Here are 7 things to ask about cryptocurrency, and what to keep an eye out for.
1. What is cryptocurrency?
Cryptocurrency is a type of payment that can be exchanged online for products and services. Numerous business have released their own currencies, often called tokens, and these can be traded particularly for the excellent or service that the company supplies. Think about them as you would arcade tokens or gambling establishment chips. You’ll need to exchange real currency for the cryptocurrency to access the great or service.
Cryptocurrencies work using an innovation called blockchain. Blockchain is a decentralized innovation spread throughout many computer systems that handles and records transactions. Part of the appeal of this technology is its security.
2. How many cryptocurrencies exist? What are they worth?
More than 6,700 different cryptocurrencies are traded publicly, according to CoinMarketCap.com, a marketing research site. And cryptocurrencies continue to multiply, raising money through initial coin offerings, or ICOs. The overall value of all cryptocurrencies on Dec. 18, 2020, was more than $645.7 billion, according to CoinMarketCap, and the overall value of all bitcoins, the most popular digital currency, was pegged at about $421.7 billion. (You can examine the current cost to purchase Bitcoin here

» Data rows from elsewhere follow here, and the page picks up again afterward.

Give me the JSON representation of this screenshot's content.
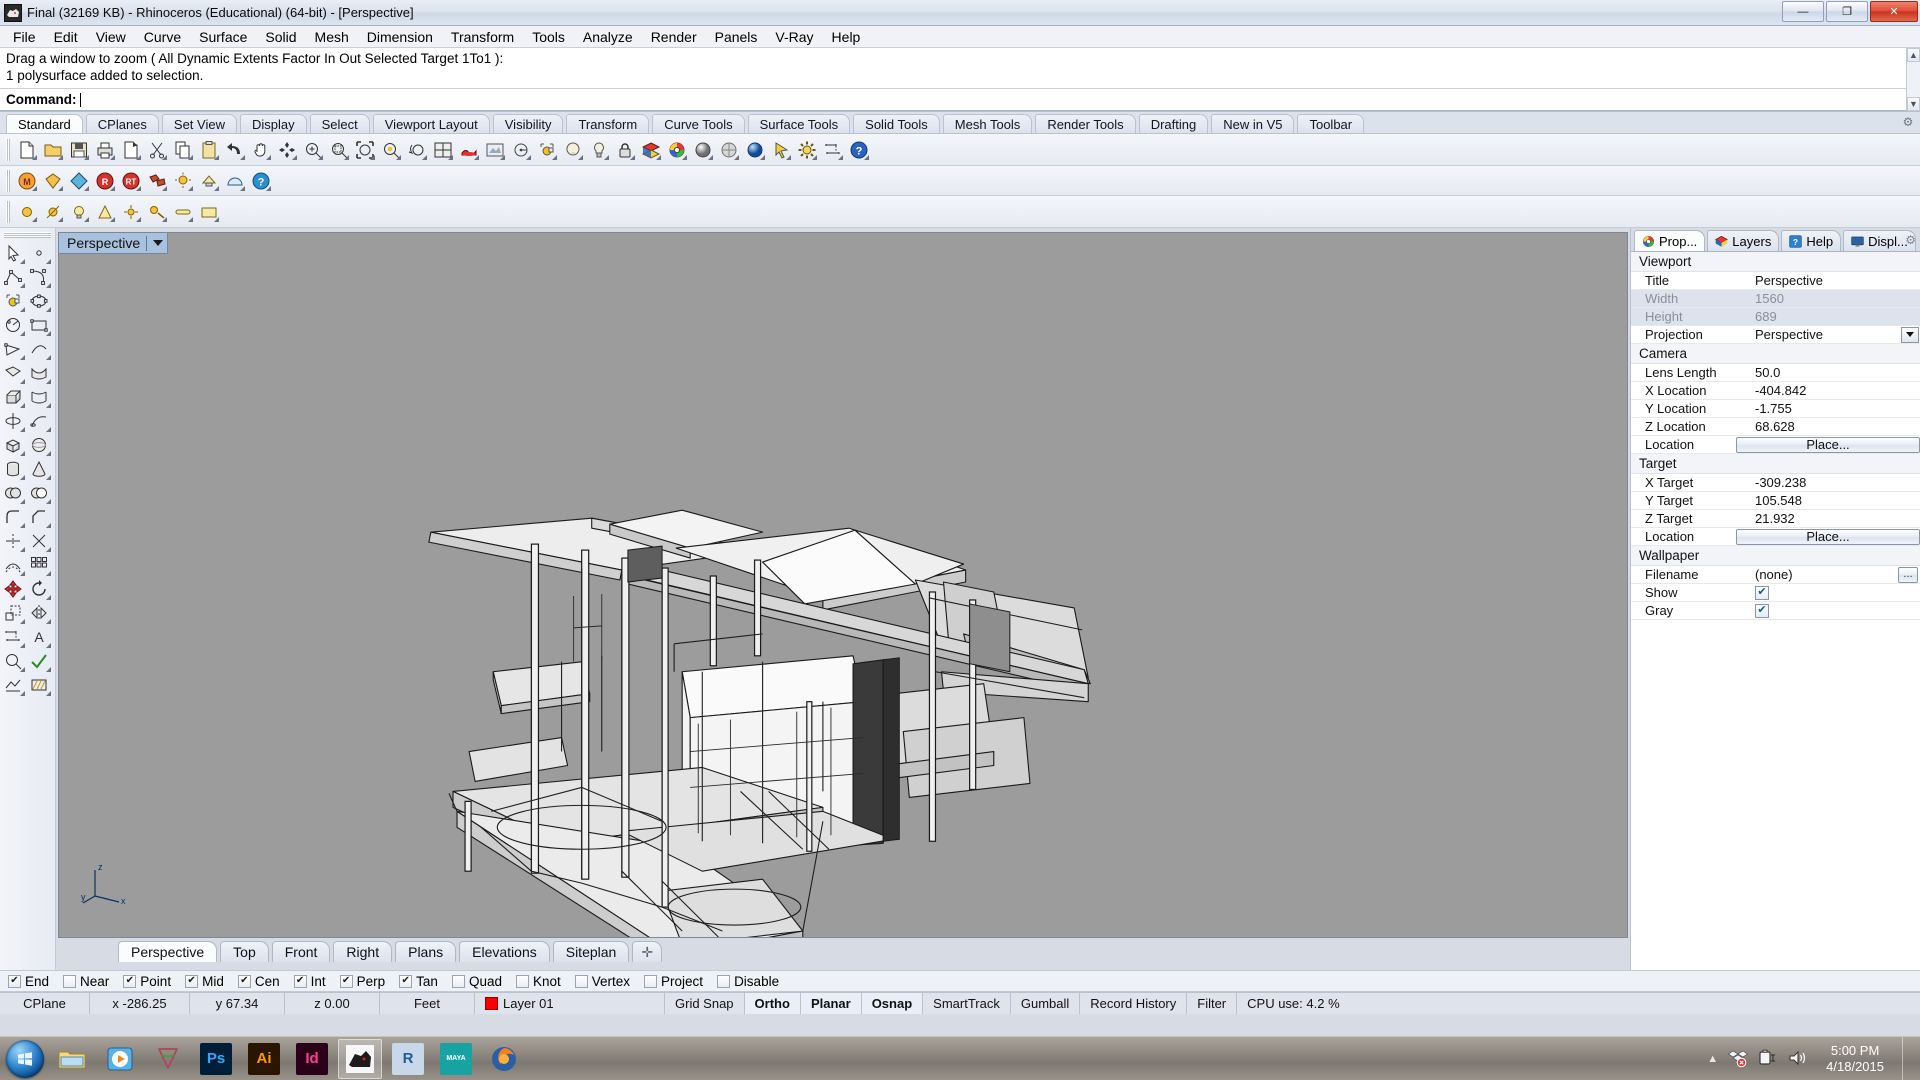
{
  "window": {
    "title": "Final (32169 KB) - Rhinoceros (Educational) (64-bit) - [Perspective]",
    "app_icon": "rhino-icon",
    "minimize_label": "—",
    "maximize_label": "❐",
    "close_label": "✕"
  },
  "menubar": {
    "items": [
      {
        "label": "File"
      },
      {
        "label": "Edit"
      },
      {
        "label": "View"
      },
      {
        "label": "Curve"
      },
      {
        "label": "Surface"
      },
      {
        "label": "Solid"
      },
      {
        "label": "Mesh"
      },
      {
        "label": "Dimension"
      },
      {
        "label": "Transform"
      },
      {
        "label": "Tools"
      },
      {
        "label": "Analyze"
      },
      {
        "label": "Render"
      },
      {
        "label": "Panels"
      },
      {
        "label": "V-Ray"
      },
      {
        "label": "Help"
      }
    ]
  },
  "command": {
    "history_line1": "Drag a window to zoom ( All  Dynamic  Extents  Factor  In  Out  Selected  Target  1To1 ):",
    "history_line2": "1 polysurface added to selection.",
    "prompt_label": "Command:",
    "input_value": "",
    "scroll_up": "▲",
    "scroll_down": "▼"
  },
  "toolbar_tabs": {
    "active": "Standard",
    "items": [
      {
        "label": "Standard"
      },
      {
        "label": "CPlanes"
      },
      {
        "label": "Set View"
      },
      {
        "label": "Display"
      },
      {
        "label": "Select"
      },
      {
        "label": "Viewport Layout"
      },
      {
        "label": "Visibility"
      },
      {
        "label": "Transform"
      },
      {
        "label": "Curve Tools"
      },
      {
        "label": "Surface Tools"
      },
      {
        "label": "Solid Tools"
      },
      {
        "label": "Mesh Tools"
      },
      {
        "label": "Render Tools"
      },
      {
        "label": "Drafting"
      },
      {
        "label": "New in V5"
      },
      {
        "label": "Toolbar"
      }
    ],
    "options_icon": "gear-icon"
  },
  "standard_toolbar": {
    "icons": [
      "new-file-icon",
      "open-folder-icon",
      "save-icon",
      "print-icon",
      "copy-to-clipboard-icon",
      "cut-icon",
      "copy-icon",
      "paste-icon",
      "undo-icon",
      "pan-icon",
      "rotate-view-icon",
      "zoom-in-icon",
      "zoom-window-icon",
      "zoom-extents-icon",
      "zoom-selected-icon",
      "zoom-previous-icon",
      "viewport-layout-icon",
      "render-icon",
      "render-preview-icon",
      "set-cplane-icon",
      "circle-icon",
      "object-properties-icon",
      "light-icon",
      "lock-icon",
      "layers-icon",
      "color-wheel-icon",
      "shaded-sphere-icon",
      "ghosted-sphere-icon",
      "rendered-sphere-icon",
      "select-icon",
      "options-gear-icon",
      "dimension-icon",
      "help-icon"
    ]
  },
  "vray_toolbar": {
    "icons": [
      "vray-material-icon",
      "vray-render-icon",
      "vray-frame-buffer-icon",
      "vray-render-last-icon",
      "vray-rt-icon",
      "vray-options-icon",
      "vray-sun-icon",
      "vray-light-icon",
      "vray-dome-icon",
      "vray-help-icon"
    ]
  },
  "sun_toolbar": {
    "icons": [
      "sun-icon",
      "sunlight-icon",
      "light-bulb-icon",
      "spotlight-icon",
      "point-light-icon",
      "directional-light-icon",
      "linear-light-icon",
      "rectangular-light-icon"
    ]
  },
  "left_toolbar": {
    "icons": [
      "select-arrow-icon",
      "point-icon",
      "polyline-icon",
      "curve-icon",
      "circle-icon",
      "ellipse-icon",
      "arc-icon",
      "rectangle-icon",
      "polygon-icon",
      "curve-from-obj-icon",
      "surface-corner-icon",
      "surface-edge-icon",
      "extrude-icon",
      "loft-icon",
      "revolve-icon",
      "sweep-icon",
      "box-icon",
      "sphere-icon",
      "cylinder-icon",
      "cone-icon",
      "boolean-union-icon",
      "boolean-diff-icon",
      "fillet-icon",
      "chamfer-icon",
      "trim-icon",
      "split-icon",
      "offset-icon",
      "array-icon",
      "move-icon",
      "rotate-icon",
      "scale-icon",
      "mirror-icon",
      "dimension-icon",
      "text-icon",
      "analyze-icon",
      "check-icon",
      "render-mesh-icon",
      "hatch-icon"
    ]
  },
  "viewport": {
    "label": "Perspective",
    "dropdown_icon": "chevron-down-icon",
    "background_color": "#9c9c9c",
    "axis": {
      "z": "z",
      "y": "y",
      "x": "x"
    }
  },
  "viewport_tabs": {
    "active": "Perspective",
    "items": [
      {
        "label": "Perspective"
      },
      {
        "label": "Top"
      },
      {
        "label": "Front"
      },
      {
        "label": "Right"
      },
      {
        "label": "Plans"
      },
      {
        "label": "Elevations"
      },
      {
        "label": "Siteplan"
      }
    ],
    "add_label": "✛"
  },
  "panel": {
    "tabs": [
      {
        "label": "Prop...",
        "icon": "properties-icon",
        "active": true
      },
      {
        "label": "Layers",
        "icon": "layers-icon",
        "active": false
      },
      {
        "label": "Help",
        "icon": "help-icon",
        "active": false
      },
      {
        "label": "Displ...",
        "icon": "display-icon",
        "active": false
      }
    ],
    "options_icon": "gear-icon",
    "groups": [
      {
        "title": "Viewport",
        "rows": [
          {
            "key": "Title",
            "value": "Perspective",
            "type": "text"
          },
          {
            "key": "Width",
            "value": "1560",
            "type": "text",
            "disabled": true
          },
          {
            "key": "Height",
            "value": "689",
            "type": "text",
            "disabled": true
          },
          {
            "key": "Projection",
            "value": "Perspective",
            "type": "select"
          }
        ]
      },
      {
        "title": "Camera",
        "rows": [
          {
            "key": "Lens Length",
            "value": "50.0",
            "type": "text"
          },
          {
            "key": "X Location",
            "value": "-404.842",
            "type": "text"
          },
          {
            "key": "Y Location",
            "value": "-1.755",
            "type": "text"
          },
          {
            "key": "Z Location",
            "value": "68.628",
            "type": "text"
          },
          {
            "key": "Location",
            "value": "Place...",
            "type": "button"
          }
        ]
      },
      {
        "title": "Target",
        "rows": [
          {
            "key": "X Target",
            "value": "-309.238",
            "type": "text"
          },
          {
            "key": "Y Target",
            "value": "105.548",
            "type": "text"
          },
          {
            "key": "Z Target",
            "value": "21.932",
            "type": "text"
          },
          {
            "key": "Location",
            "value": "Place...",
            "type": "button"
          }
        ]
      },
      {
        "title": "Wallpaper",
        "rows": [
          {
            "key": "Filename",
            "value": "(none)",
            "type": "file"
          },
          {
            "key": "Show",
            "value": "✔",
            "type": "checkbox",
            "checked": true
          },
          {
            "key": "Gray",
            "value": "✔",
            "type": "checkbox",
            "checked": true
          }
        ]
      }
    ]
  },
  "osnap": {
    "items": [
      {
        "label": "End",
        "checked": true
      },
      {
        "label": "Near",
        "checked": false
      },
      {
        "label": "Point",
        "checked": true
      },
      {
        "label": "Mid",
        "checked": true
      },
      {
        "label": "Cen",
        "checked": true
      },
      {
        "label": "Int",
        "checked": true
      },
      {
        "label": "Perp",
        "checked": true
      },
      {
        "label": "Tan",
        "checked": true
      },
      {
        "label": "Quad",
        "checked": false
      },
      {
        "label": "Knot",
        "checked": false
      },
      {
        "label": "Vertex",
        "checked": false
      },
      {
        "label": "Project",
        "checked": false
      },
      {
        "label": "Disable",
        "checked": false
      }
    ],
    "check_glyph": "✔"
  },
  "statusbar": {
    "cplane_label": "CPlane",
    "x": "x -286.25",
    "y": "y 67.34",
    "z": "z 0.00",
    "units": "Feet",
    "layer_label": "Layer 01",
    "layer_color": "#ff0000",
    "toggles": [
      {
        "label": "Grid Snap",
        "active": false
      },
      {
        "label": "Ortho",
        "active": true
      },
      {
        "label": "Planar",
        "active": true
      },
      {
        "label": "Osnap",
        "active": true
      },
      {
        "label": "SmartTrack",
        "active": false
      },
      {
        "label": "Gumball",
        "active": false
      },
      {
        "label": "Record History",
        "active": false
      },
      {
        "label": "Filter",
        "active": false
      }
    ],
    "cpu": "CPU use: 4.2 %"
  },
  "taskbar": {
    "start_icon": "windows-start-orb-icon",
    "items": [
      {
        "name": "explorer-icon",
        "label": "",
        "color": "#f2d98a"
      },
      {
        "name": "media-player-icon",
        "label": "",
        "color": "#3aa0e0"
      },
      {
        "name": "3ds-max-icon",
        "label": "",
        "color": "#4aa3d8"
      },
      {
        "name": "photoshop-icon",
        "label": "Ps",
        "color": "#001e36",
        "text_color": "#31a8ff"
      },
      {
        "name": "illustrator-icon",
        "label": "Ai",
        "color": "#2a1600",
        "text_color": "#ff9a00"
      },
      {
        "name": "indesign-icon",
        "label": "Id",
        "color": "#2b0019",
        "text_color": "#ff3f91"
      },
      {
        "name": "rhino-icon",
        "label": "",
        "color": "#f5f5f5",
        "active": true
      },
      {
        "name": "revit-icon",
        "label": "R",
        "color": "#c9d8e8",
        "text_color": "#1d5c9e"
      },
      {
        "name": "maya-icon",
        "label": "MAYA",
        "color": "#17a3a3",
        "text_color": "#ffffff"
      },
      {
        "name": "firefox-icon",
        "label": "",
        "color": "#ff7139"
      }
    ],
    "tray": {
      "show_hidden_icon": "chevron-up-icon",
      "dropbox_icon": "dropbox-error-icon",
      "battery_icon": "battery-charging-icon",
      "volume_icon": "speaker-icon",
      "time": "5:00 PM",
      "date": "4/18/2015"
    }
  }
}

3. Why are cryptocurrencies so popular?
Cryptocurrencies appeal to their fans for a variety of reasons. Here are some of the most popular:
Advocates see cryptocurrencies such as Bitcoin as the currency of the future and are racing to purchase them now, probably before they end up being more valuable Some fans like the reality that cryptocurrency gets rid of reserve banks from handling the cash supply, because gradually these banks tend to minimize the worth of money by means of inflation Other advocates like the innovation behind cryptocurrencies, the blockchain, since it’s a decentralized processing and recording system and can be more protected than traditional payment systems Some speculators like cryptocurrencies due to the fact that they’re going up in worth and have no interest in the currencies’ long-lasting approval as a way to move money
4. Are cryptocurrencies a good investment?
Cryptocurrencies might go up in value, but lots of investors see them as simple speculations, not real financial investments. The reason? Much like real currencies, cryptocurrencies generate no capital, so for you to benefit, someone has to pay more for the currency than you did.
That’s what’s called “the greater fool” theory of financial investment. Contrast that to a well-managed business, which increases its value with time by growing the success and capital of the operation.
For those who see cryptocurrencies such as bitcoin as the currency of the future, it needs to be kept in mind that a currency requires stability.” As NerdWallet writers have noted, cryptocurrencies such as Bitcoin may not be that safe, and some significant voices in the investment community have advised potential financiers to avoid them. Of specific note, famous investor Warren Buffett compared Bitcoin to paper checks: “It’s a really effective way of sending money and you can do it anonymously and all that. A check is a way of transferring cash too. Are checks worth a lot of cash? Just because they can transfer cash?” For those who see cryptocurrencies such as Bitcoin as the currency of the future, it must be noted that a currency requires stability so that merchants and consumers can identify what a fair price is for items. Bitcoin and other cryptocurrencies have been anything but stable through much of their history. While Bitcoin traded at close to $20,000 in December 2017, its value then dropped to as low as about $3,200 a year later. By December 2020, it was trading at record levels once again.
This cost volatility develops a quandary. If bitcoins might be worth a lot more in the future, people are less likely to invest and circulate them today, making them less practical as a currency. Why invest a bitcoin when it could be worth 3 times the worth next year?